EXERCISE INSTRUCTIONS -
Each line of the entries below that holds "JSON" is needed, copied in full.

DATA TO PROCESS -
== Segment start ==
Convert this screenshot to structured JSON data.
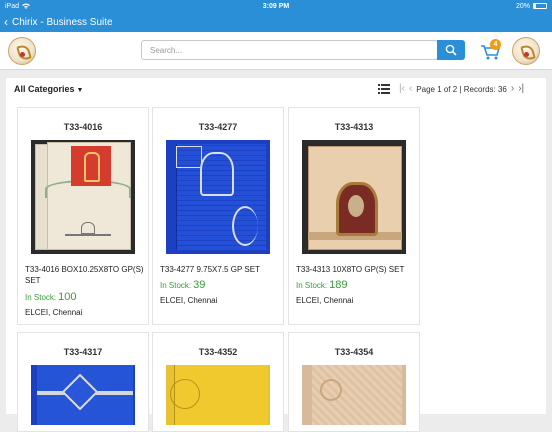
{
  "status_bar": {
    "device": "iPad",
    "time": "3:09 PM",
    "battery": "20%"
  },
  "nav": {
    "title": "Chirix - Business Suite"
  },
  "search": {
    "placeholder": "Search..."
  },
  "cart": {
    "count": "4"
  },
  "filter": {
    "category_label": "All Categories"
  },
  "pager": {
    "info": "Page 1 of 2 | Records: 36"
  },
  "products": [
    {
      "code": "T33-4016",
      "title": "T33-4016 BOX10.25X8TO GP(S) SET",
      "stock_label": "In Stock:",
      "stock_qty": "100",
      "vendor": "ELCEI, Chennai"
    },
    {
      "code": "T33-4277",
      "title": "T33-4277 9.75X7.5 GP SET",
      "stock_label": "In Stock:",
      "stock_qty": "39",
      "vendor": "ELCEI, Chennai"
    },
    {
      "code": "T33-4313",
      "title": "T33-4313 10X8TO GP(S) SET",
      "stock_label": "In Stock:",
      "stock_qty": "189",
      "vendor": "ELCEI, Chennai"
    },
    {
      "code": "T33-4317"
    },
    {
      "code": "T33-4352"
    },
    {
      "code": "T33-4354"
    }
  ],
  "colors": {
    "accent": "#2a8fd6",
    "in_stock": "#3a9a3a",
    "badge": "#f39c12"
  }
}
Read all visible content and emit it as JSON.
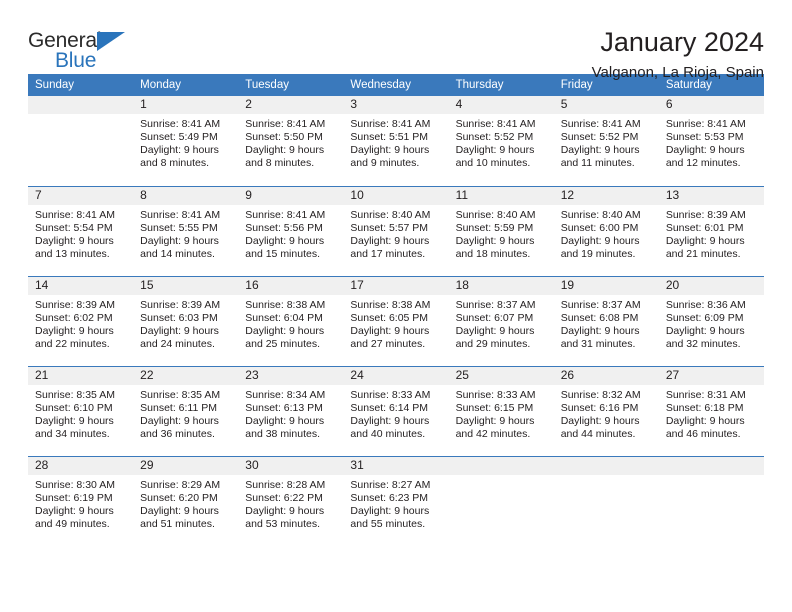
{
  "brand": {
    "name_top": "General",
    "name_bottom": "Blue",
    "triangle_color": "#2a74bb"
  },
  "header": {
    "title": "January 2024",
    "subtitle": "Valganon, La Rioja, Spain"
  },
  "theme": {
    "header_blue": "#3a79bc",
    "daynum_gray": "#f0f0f0",
    "text": "#231f20"
  },
  "weekday_headers": [
    "Sunday",
    "Monday",
    "Tuesday",
    "Wednesday",
    "Thursday",
    "Friday",
    "Saturday"
  ],
  "weeks": [
    [
      {
        "day": "",
        "lines": []
      },
      {
        "day": "1",
        "lines": [
          "Sunrise: 8:41 AM",
          "Sunset: 5:49 PM",
          "Daylight: 9 hours",
          "and 8 minutes."
        ]
      },
      {
        "day": "2",
        "lines": [
          "Sunrise: 8:41 AM",
          "Sunset: 5:50 PM",
          "Daylight: 9 hours",
          "and 8 minutes."
        ]
      },
      {
        "day": "3",
        "lines": [
          "Sunrise: 8:41 AM",
          "Sunset: 5:51 PM",
          "Daylight: 9 hours",
          "and 9 minutes."
        ]
      },
      {
        "day": "4",
        "lines": [
          "Sunrise: 8:41 AM",
          "Sunset: 5:52 PM",
          "Daylight: 9 hours",
          "and 10 minutes."
        ]
      },
      {
        "day": "5",
        "lines": [
          "Sunrise: 8:41 AM",
          "Sunset: 5:52 PM",
          "Daylight: 9 hours",
          "and 11 minutes."
        ]
      },
      {
        "day": "6",
        "lines": [
          "Sunrise: 8:41 AM",
          "Sunset: 5:53 PM",
          "Daylight: 9 hours",
          "and 12 minutes."
        ]
      }
    ],
    [
      {
        "day": "7",
        "lines": [
          "Sunrise: 8:41 AM",
          "Sunset: 5:54 PM",
          "Daylight: 9 hours",
          "and 13 minutes."
        ]
      },
      {
        "day": "8",
        "lines": [
          "Sunrise: 8:41 AM",
          "Sunset: 5:55 PM",
          "Daylight: 9 hours",
          "and 14 minutes."
        ]
      },
      {
        "day": "9",
        "lines": [
          "Sunrise: 8:41 AM",
          "Sunset: 5:56 PM",
          "Daylight: 9 hours",
          "and 15 minutes."
        ]
      },
      {
        "day": "10",
        "lines": [
          "Sunrise: 8:40 AM",
          "Sunset: 5:57 PM",
          "Daylight: 9 hours",
          "and 17 minutes."
        ]
      },
      {
        "day": "11",
        "lines": [
          "Sunrise: 8:40 AM",
          "Sunset: 5:59 PM",
          "Daylight: 9 hours",
          "and 18 minutes."
        ]
      },
      {
        "day": "12",
        "lines": [
          "Sunrise: 8:40 AM",
          "Sunset: 6:00 PM",
          "Daylight: 9 hours",
          "and 19 minutes."
        ]
      },
      {
        "day": "13",
        "lines": [
          "Sunrise: 8:39 AM",
          "Sunset: 6:01 PM",
          "Daylight: 9 hours",
          "and 21 minutes."
        ]
      }
    ],
    [
      {
        "day": "14",
        "lines": [
          "Sunrise: 8:39 AM",
          "Sunset: 6:02 PM",
          "Daylight: 9 hours",
          "and 22 minutes."
        ]
      },
      {
        "day": "15",
        "lines": [
          "Sunrise: 8:39 AM",
          "Sunset: 6:03 PM",
          "Daylight: 9 hours",
          "and 24 minutes."
        ]
      },
      {
        "day": "16",
        "lines": [
          "Sunrise: 8:38 AM",
          "Sunset: 6:04 PM",
          "Daylight: 9 hours",
          "and 25 minutes."
        ]
      },
      {
        "day": "17",
        "lines": [
          "Sunrise: 8:38 AM",
          "Sunset: 6:05 PM",
          "Daylight: 9 hours",
          "and 27 minutes."
        ]
      },
      {
        "day": "18",
        "lines": [
          "Sunrise: 8:37 AM",
          "Sunset: 6:07 PM",
          "Daylight: 9 hours",
          "and 29 minutes."
        ]
      },
      {
        "day": "19",
        "lines": [
          "Sunrise: 8:37 AM",
          "Sunset: 6:08 PM",
          "Daylight: 9 hours",
          "and 31 minutes."
        ]
      },
      {
        "day": "20",
        "lines": [
          "Sunrise: 8:36 AM",
          "Sunset: 6:09 PM",
          "Daylight: 9 hours",
          "and 32 minutes."
        ]
      }
    ],
    [
      {
        "day": "21",
        "lines": [
          "Sunrise: 8:35 AM",
          "Sunset: 6:10 PM",
          "Daylight: 9 hours",
          "and 34 minutes."
        ]
      },
      {
        "day": "22",
        "lines": [
          "Sunrise: 8:35 AM",
          "Sunset: 6:11 PM",
          "Daylight: 9 hours",
          "and 36 minutes."
        ]
      },
      {
        "day": "23",
        "lines": [
          "Sunrise: 8:34 AM",
          "Sunset: 6:13 PM",
          "Daylight: 9 hours",
          "and 38 minutes."
        ]
      },
      {
        "day": "24",
        "lines": [
          "Sunrise: 8:33 AM",
          "Sunset: 6:14 PM",
          "Daylight: 9 hours",
          "and 40 minutes."
        ]
      },
      {
        "day": "25",
        "lines": [
          "Sunrise: 8:33 AM",
          "Sunset: 6:15 PM",
          "Daylight: 9 hours",
          "and 42 minutes."
        ]
      },
      {
        "day": "26",
        "lines": [
          "Sunrise: 8:32 AM",
          "Sunset: 6:16 PM",
          "Daylight: 9 hours",
          "and 44 minutes."
        ]
      },
      {
        "day": "27",
        "lines": [
          "Sunrise: 8:31 AM",
          "Sunset: 6:18 PM",
          "Daylight: 9 hours",
          "and 46 minutes."
        ]
      }
    ],
    [
      {
        "day": "28",
        "lines": [
          "Sunrise: 8:30 AM",
          "Sunset: 6:19 PM",
          "Daylight: 9 hours",
          "and 49 minutes."
        ]
      },
      {
        "day": "29",
        "lines": [
          "Sunrise: 8:29 AM",
          "Sunset: 6:20 PM",
          "Daylight: 9 hours",
          "and 51 minutes."
        ]
      },
      {
        "day": "30",
        "lines": [
          "Sunrise: 8:28 AM",
          "Sunset: 6:22 PM",
          "Daylight: 9 hours",
          "and 53 minutes."
        ]
      },
      {
        "day": "31",
        "lines": [
          "Sunrise: 8:27 AM",
          "Sunset: 6:23 PM",
          "Daylight: 9 hours",
          "and 55 minutes."
        ]
      },
      {
        "day": "",
        "lines": []
      },
      {
        "day": "",
        "lines": []
      },
      {
        "day": "",
        "lines": []
      }
    ]
  ]
}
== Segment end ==
ANSWER BOX -
Convert this screenshot to structured JSON data.
Read all visible content and emit it as JSON.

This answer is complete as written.